• Apply operations over dimensions by name: `x.sum('time')`.

• Select values by label (or logical location) instead of integer location: `x.loc['2014-01-01']` or `x.sel(time='2014-01-01')`.

• Mathematical operations (e.g., `x - y`) vectorize across multiple dimensions (array broadcasting) based on dimension names, not shape.

• Easily use the split-apply-combine paradigm with `groupby`: `x.groupby('time.dayofyear').mean()`.

• Database-like alignment based on coordinate labels that smoothly handles missing values: `x, y = xr.align(x, y, join='outer')`.

• Keep track of arbitrary metadata in the form of a Python dictionary: `x.attrs`.

The N-dimensional nature of xarrayâ€™s data structures makes it suitable for dealing with multi-dimensional scientific data, and its use of dimension names instead of axis labels (`dim='time'` instead of `axis=0`) makes such arrays much more manageable than the raw numpy ndarray: with xarray, you donâ€™t need to keep track of the order of an arrayâ€™s dimensions or insert dummy dimensions of size 1 to align arrays (e.g., using `np.newaxis`).

The immediate payoff of using xarray is that youâ€™ll write less code.
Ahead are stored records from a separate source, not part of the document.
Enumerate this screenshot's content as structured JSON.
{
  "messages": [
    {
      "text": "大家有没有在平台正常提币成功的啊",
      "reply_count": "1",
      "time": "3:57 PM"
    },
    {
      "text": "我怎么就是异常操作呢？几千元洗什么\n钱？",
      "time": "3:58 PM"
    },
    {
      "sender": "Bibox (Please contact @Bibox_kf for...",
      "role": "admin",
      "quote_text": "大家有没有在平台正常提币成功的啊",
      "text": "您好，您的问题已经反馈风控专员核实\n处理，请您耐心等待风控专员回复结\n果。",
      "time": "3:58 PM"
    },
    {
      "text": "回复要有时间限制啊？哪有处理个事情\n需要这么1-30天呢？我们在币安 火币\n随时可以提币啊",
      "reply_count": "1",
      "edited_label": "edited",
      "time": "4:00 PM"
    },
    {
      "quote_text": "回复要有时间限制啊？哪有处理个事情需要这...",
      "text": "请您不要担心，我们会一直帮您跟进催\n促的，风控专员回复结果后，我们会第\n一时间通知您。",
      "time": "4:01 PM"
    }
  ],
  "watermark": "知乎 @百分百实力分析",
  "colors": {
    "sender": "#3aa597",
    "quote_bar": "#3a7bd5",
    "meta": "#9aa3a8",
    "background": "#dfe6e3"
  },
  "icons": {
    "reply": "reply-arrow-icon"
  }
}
The long-term payoff is that youâ€™ll understand what you were thinking when you come back to look at it weeks or months later.

## Core data structures#
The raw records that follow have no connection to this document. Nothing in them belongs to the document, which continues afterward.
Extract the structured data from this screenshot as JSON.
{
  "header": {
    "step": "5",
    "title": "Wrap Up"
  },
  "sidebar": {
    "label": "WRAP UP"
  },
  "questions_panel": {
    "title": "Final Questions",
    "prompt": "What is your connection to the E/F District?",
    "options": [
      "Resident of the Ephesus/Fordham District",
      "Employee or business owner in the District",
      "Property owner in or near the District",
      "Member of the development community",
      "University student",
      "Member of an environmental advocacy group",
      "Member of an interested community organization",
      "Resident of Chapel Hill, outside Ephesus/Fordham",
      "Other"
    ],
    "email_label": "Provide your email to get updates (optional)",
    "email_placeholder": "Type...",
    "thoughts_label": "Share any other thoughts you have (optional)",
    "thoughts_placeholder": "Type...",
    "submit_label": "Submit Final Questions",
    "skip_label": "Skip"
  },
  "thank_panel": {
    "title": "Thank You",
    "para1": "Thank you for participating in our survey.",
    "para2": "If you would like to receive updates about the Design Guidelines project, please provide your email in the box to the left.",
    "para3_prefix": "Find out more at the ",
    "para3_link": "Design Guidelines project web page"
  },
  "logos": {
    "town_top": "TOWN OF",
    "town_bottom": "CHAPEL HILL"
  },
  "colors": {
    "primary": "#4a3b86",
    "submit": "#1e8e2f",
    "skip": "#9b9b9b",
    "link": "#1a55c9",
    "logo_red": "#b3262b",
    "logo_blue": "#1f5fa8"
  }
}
Xarray has two core data structures, which build upon and extend the core strengths of NumPy and pandas. Both data structures are fundamentally N-dimensional:

• `DataArray` is our implementation of a labeled, N-dimensional array. It is an N-D generalization of a `pandas.Series`. The name `DataArray` itself is borrowed from Fernando Perezâ€™s datarray project, which prototyped a similar data structure.

• `Dataset` is a multi-dimensional, in-memory array database. It is a dict-like container of `DataArray` objects aligned along any number of shared dimensions, and serves a similar purpose in xarray to the `pandas.DataFrame`.

The value of attaching labels to numpyâ€™s `numpy.ndarray` may be fairly obvious, but the dataset may need more motivation.

The power of the dataset over a plain dictionary is that, in addition to pulling out arrays by name, it is possible to select or combine data along a dimension across all arrays simultaneously. Like a `DataFrame`, datasets facilitate array operations with heterogeneous data â€“ the difference is that the arrays in a dataset can have not only different data types, but also different numbers of dimensions.

This data model is borrowed from the netCDF file format, which also provides xarray with a natural and portable serialization format. NetCDF is very popular in the geosciences, and there are existing libraries for reading and writing netCDF in many programming languages, including Python.

Xarray distinguishes itself from many tools for working with netCDF data in-so-far as it provides data structures for in-memory analytics that both utilize and preserve labels. You only need to do the tedious work of adding metadata once, not every time you save a file.

## Goals and aspirations#

Xarray contributes domain-agnostic data-structures and tools for labeled multi-dimensional arrays to Pythonâ€™s SciPy ecosystem for numerical computing. In particular, xarray builds upon and integrates with NumPy and pandas:

• Our user-facing interfaces aim to be more explicit versions of those found in NumPy/pandas.

• Compatibility with the broader ecosystem is a major goal: it should be easy to get your data in and out.

• We try to keep a tight focus on functionality and interfaces related to labeled data, and leverage other Python libraries for everything else, e.g., NumPy/pandas for fast arrays/indexing (xarray itself contains no compiled code), Dask for parallel computing, matplotlib for plotting, etc.

Xarray is a collaborative and community driven project, run entirely on volunteer effort (see Contributing to xarray). Our target audience is anyone who needs N-dimensional labeled arrays in Python. Originally, development was driven by the data analysis needs of physical scientists (especially geoscientists who already know and love netCDF), but it has become a much more broadly useful tool, and is still under active development. See our technical Development roadmap for more details, and feel free to reach out with questions about whether xarray is the right tool for your needs.